This book studies learning as a social enterprise, contextually situated, organized and assessed. It gives a broad theoretic grounding for an understanding of learning which goes beyond a common reductionist approach. The book discusses four related approaches to learning which share a social perspective: social semiotics and multimodality; a design-theoretic approach to learning; a socio-cultural perspective; and a perspective of mimetic learning.
Contributing authors consider the theoretical question of how to understand educational systems, learning and social communication as historically situated practices.

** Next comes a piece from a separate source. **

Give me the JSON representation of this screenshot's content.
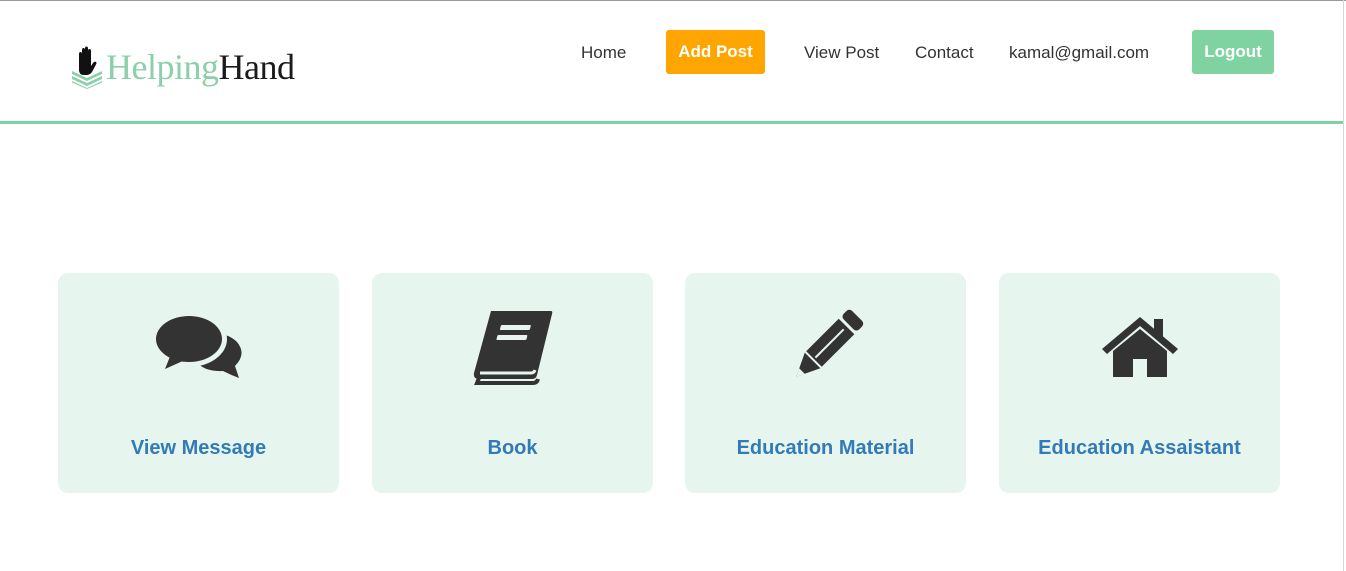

The chapters in this book analyze key working practices including:
- analyzing what learning, remembering and cognitive work is like in a practice involving different kinds of expertise;
- problem-solving and engaging through collaboration;
- learning and teaching in different formal, semi- and non-formal environments;
- a design-theoretic approach to learning;
- social semiotic perspectives on learning;
- the mimetic and ritual dimension of learning;
- how social learning can be organized to support students;
- how learning has been conceptualized in psychology and neighbouring research areas.
This book will be of great interest to students and researchers interested in learning and meaning-making, multimodal representations and communication, designs for learning, education and teaching, and social achievement in different formal and non-formal contexts.